Although there is no sufficient research that shows a clear link between stress and infertility, some studies have shown that women who have high alpha-amylase levels, an enzyme that’s linked to stress, have a hard time getting pregnant. However, the women with low concentration of this enzyme during their menstruation are more likely to get pregnant. Severe and prolonged stress can also greatly change the hormonal balance in your body, and this may result in missed, late, or even irregular monthly periods.
Severe psychological or emotional stress could result in a psychological imbalance which could contribute to hair loss. Stress often interrupts your hair’s life cycle, thereby causing it to fall out. Even though you might not notice it during or right after a stressful period, the changes could happen much later.
Have you even been concerned about your own health or the health of a loved one, scrutinized it and felt nauseous all of a sudden? Stress can upset your stomach, and nausea could be one of the side effects of worry. It’s normal to worry about your loved one’s health or even your own, but obsessing about it is definitely not healthy.
Ask any woman who is struggling to it all and she will admit to a couple of slip-ups in her memory. Studies show that prolonged stress can literally reduce the size of your hippocampus, which is responsible for certain memories. The good news is that it will regain its size as soon as your stress levels are reduced.
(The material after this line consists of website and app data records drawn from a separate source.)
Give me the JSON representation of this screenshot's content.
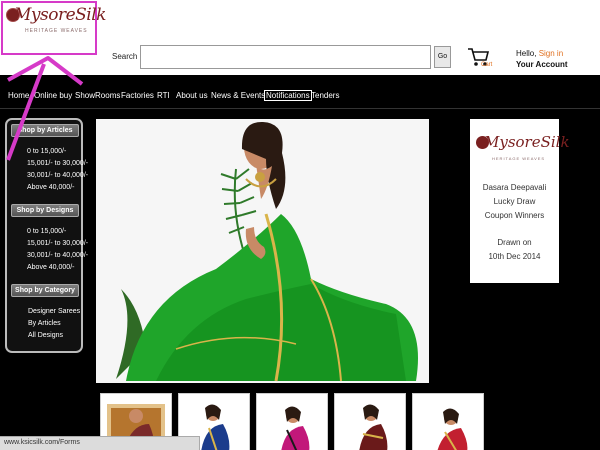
{
  "header": {
    "logo_text": "MysoreSilk",
    "logo_sub": "HERITAGE WEAVES",
    "search_label": "Search",
    "search_value": "",
    "go_label": "Go",
    "cart_label": "Cart",
    "hello_prefix": "Hello, ",
    "signin": "Sign in",
    "account": "Your Account"
  },
  "nav": {
    "items": [
      "Home",
      "Online buy",
      "ShowRooms",
      "Factories",
      "RTI",
      "About us",
      "News & Events",
      "Notifications",
      "Tenders"
    ],
    "active": "Notifications"
  },
  "sidebar": {
    "sections": [
      {
        "title": "Shop by Articles",
        "links": [
          "0 to 15,000/-",
          "15,001/- to 30,000/-",
          "30,001/- to 40,000/-",
          "Above 40,000/-"
        ]
      },
      {
        "title": "Shop by Designs",
        "links": [
          "0 to 15,000/-",
          "15,001/- to 30,000/-",
          "30,001/- to 40,000/-",
          "Above 40,000/-"
        ]
      },
      {
        "title": "Shop by Category",
        "links": [
          "Designer Sarees",
          "By Articles",
          "All Designs"
        ]
      }
    ]
  },
  "ad": {
    "logo_text": "MysoreSilk",
    "logo_sub": "HERITAGE WEAVES",
    "line1": "Dasara Deepavali",
    "line2": "Lucky Draw",
    "line3": "Coupon Winners",
    "line4": "Drawn on",
    "line5": "10th Dec 2014"
  },
  "colors": {
    "accent_orange": "#e07020",
    "brand_maroon": "#7a2020",
    "annotation_magenta": "#d63ac8",
    "saree_green": "#1fa52a"
  },
  "statusbar": {
    "text": "www.ksicsilk.com/Forms"
  }
}
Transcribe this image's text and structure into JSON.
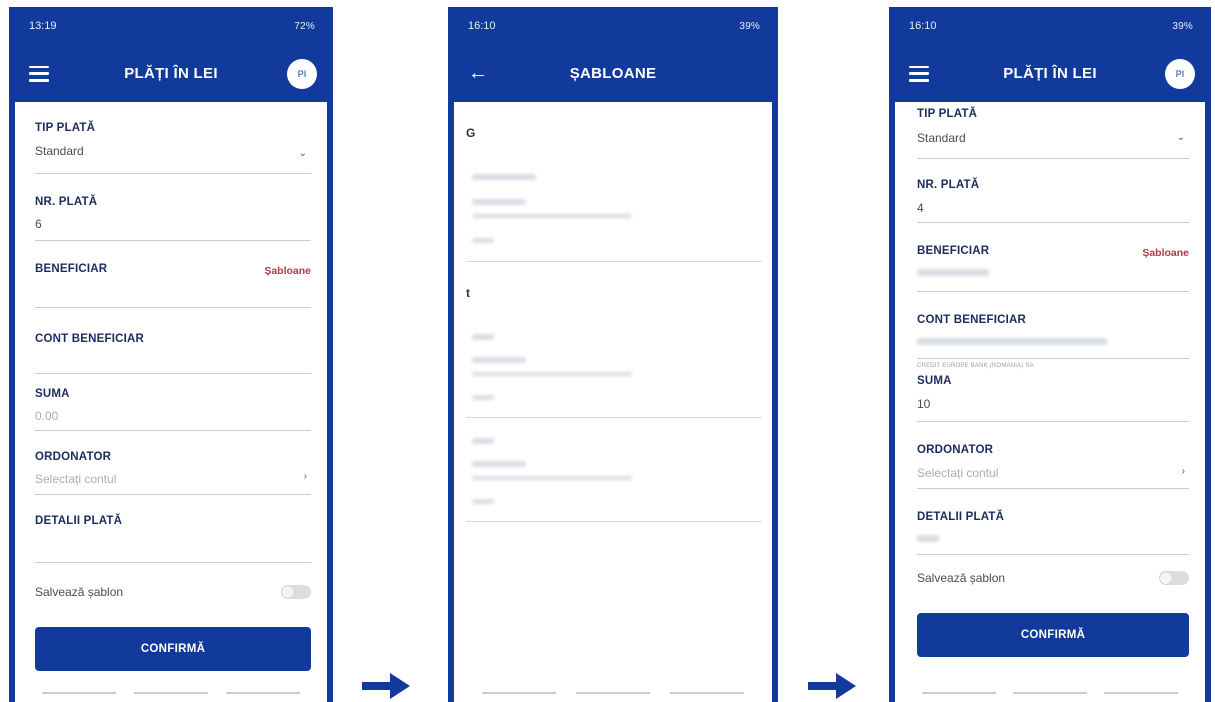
{
  "screens": [
    {
      "status_time": "13:19",
      "status_right": "72%",
      "title": "PLĂȚI ÎN LEI",
      "avatar": "PI",
      "fields": {
        "tip_label": "TIP PLATĂ",
        "tip_value": "Standard",
        "nr_label": "NR. PLATĂ",
        "nr_value": "6",
        "ben_label": "BENEFICIAR",
        "ben_link": "Șabloane",
        "cont_label": "CONT BENEFICIAR",
        "suma_label": "SUMA",
        "suma_placeholder": "0.00",
        "ord_label": "ORDONATOR",
        "ord_placeholder": "Selectați contul",
        "det_label": "DETALII PLATĂ",
        "save_label": "Salvează șablon",
        "confirm_label": "CONFIRMĂ"
      }
    },
    {
      "status_time": "16:10",
      "status_right": "39%",
      "title": "ȘABLOANE",
      "sections": [
        "G",
        "t"
      ]
    },
    {
      "status_time": "16:10",
      "status_right": "39%",
      "title": "PLĂȚI ÎN LEI",
      "avatar": "PI",
      "fields": {
        "tip_label": "TIP PLATĂ",
        "tip_value": "Standard",
        "nr_label": "NR. PLATĂ",
        "nr_value": "4",
        "ben_label": "BENEFICIAR",
        "ben_link": "Șabloane",
        "cont_label": "CONT BENEFICIAR",
        "cont_hint": "CREDIT EUROPE BANK (ROMANIA) SA",
        "suma_label": "SUMA",
        "suma_value": "10",
        "ord_label": "ORDONATOR",
        "ord_placeholder": "Selectați contul",
        "det_label": "DETALII PLATĂ",
        "save_label": "Salvează șablon",
        "confirm_label": "CONFIRMĂ"
      }
    }
  ],
  "colors": {
    "brand": "#123a9c",
    "link": "#b03a44"
  },
  "icons": [
    "menu-icon",
    "back-arrow-icon",
    "chevron-down-icon",
    "chevron-right-icon",
    "flow-arrow-icon"
  ]
}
You probably already know the feeling of tossing and turning all night while thinking over the following day’s events or the problems you have at work. And, as you would have thought, stress is a known cause of sleeplessness and this could result in concentration problems, crankiness, fatigue, and lack of motivation.
Reduced Libido or Sex Drive
Important life events that cause stress, such as relocating to a new town or starting a new job, could reduce sex drive in women. This can happen when the increased cortisol levels overpower your body’s natural sex hormones.